How does Bazel avoid melting your workstation with concurrent subprocesses? Or… tries to, because I know it still does that sometimes? There are two mechanisms as play: the jobs number and the local resources tracker. Let’s dive into them.

The jobs number, given by the --jobs flag, configures the number of concurrent Skyframe evaluators during the execution phase1. What a mouthful. What this essentially means is that jobs indicates the number of threads used to walk the graph looking for actions to execute—and also executing them. So if we have N threads, each of which processes one node of the graph at a time, and we know that the most nodes trigger process executions, we have at most N concurrent spawns.

Which works well, but it’s not sufficient. Not all actions are equally costly: some may require more than one CPU and this model doesn’t account for RAM usage at all.

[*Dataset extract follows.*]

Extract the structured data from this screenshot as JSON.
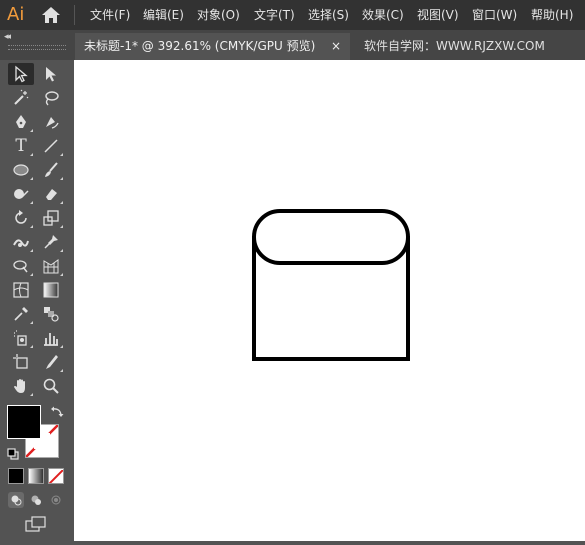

Also, with remote execution, the number of jobs has to be increased to the hundreds to reap its benefits, so if you have set --jobs=300 and configured all actions to run remotely except for a few mnemonics, the latter could still run en masse.

To control this, Bazel has another mechanism known as the local resources tracker. To summarize what this does, know that Bazel has its own idea of the resources available on the machine and each spawn has an associated cost. Whenever Bazel has to run a spawn, Bazel subtracts the spawn’s cost from the tracker if resources are available or waits until they are, and then returns the resources once the spawn completes.

The key concepts and code references to navigate how this works are:

  • The amount of resources, be them the total available resources of the machine or the cost attached to an action, are modeled by the ResourceSet class, which essentially is a value class that specifies a CPU and RAM quantity.

  • The resource tracker is implemented by the ResourceManager class class, which provides convenient methods like acquireResources to either deduct or wait for resources. The tracker is initialized at the beginning of the build with the values of --local_cpu_resources and --local_ram_resources if provided. The default value of these flags is auto, which means to use a quantity derived from the machine running Bazel as exposed via the LocalHostCapacity class.

  • Each action (or, really, each spawn) carries a resource cost with it, which is assigned at creation time by the rule creating the action. Such resources are available via the getResources() method.

  • And finally, each spawn runner (see What are Bazel strategies? for details) that executes things locally ends up requesting the necessary resources from the ResourceManager right at exec() time to gate the execution of a spawn.

That’s it. Those are all the pieces you need to know to puzzle together how local resource tracking works.

So now let’s analyze why this local resource tracking mechanism is… very rudimentary:

  • First of all, Bazel is not the only process running in the machine—yet the ResourceManager assumes it has all machine resources available to itself by default. This works as long as you don’t do anything else on the machine, like using cough Chrome cough, or if your build is primarily remote-only, but breaks badly on busy machines.

  • Resource modeling for actions is… inaccurate. Most actions have a requirement of a single CPU and an almost-arbitrary RAM reservation. Some others, like C++ linking, attempt to model RAM consumption based on the number of inputs… which I guess “works” but is so tied to the behavior of a specific linker that encoding this in the Java code is plain wrong.

  • And this is hard to reason about. Most people are used to the --jobs=N model as they have almost-certainly played with make -jN at some point, but understanding what’s happening in Bazel is hard.

That said, after a couple of refinements we made (like removing completely-broken I/O tracking and forcing all actions to request at least 1 CPU), this model works pretty well. In fact, because of the latter:

--local_cpu_resources essentially acts as --jobs to control the number of concurrent local processes, with only a few exceptions.

But of course there is room for improvement. Here are a couple of ideas that would make all of this better:

  • bazelbuild/bazel #6477: Allow rules defined in Starlark to specify action costs. At the moment this is only possible from rules defined in Java or via undocumented tags in some cases, yet this would be very useful for rule maintainers.

  • bazelbuild/bazel #10443: Allow Bazel to dynamically determine the resources given to a spawn, not the other way around. Suppose you have a multithreaded compiler like swiftc or are wrapping another build system like cargo. At the moment, you are forced to configure these tools with a fixed number of threads, and this number should match the resource cost attached to the action. This is fine when your dependency graph is broad enough to fill all cores with work. But what happens if you reach a choke point in the dependency graph and all you can do is issue that one swiftc or cargo invocation before anything else can run? In this case, you’d want Bazel to configure the invocation to use all available resources, and only Bazel knows what those are based on current machine usage and available Skyframe parallelism.

Do these ideas sound interesting? I’d really appreciate help in addressing these, so drop me a note!


  1. If you are extra curious, --loading_phase_threads is essentially the same as --jobs. The small difference is that the former controls the number of Skyframe evaluators during the combined loading/analysis phase while the latter does that for the execution phase. If we can get to interleaving all phases one day, we could possibly remove the former. [return]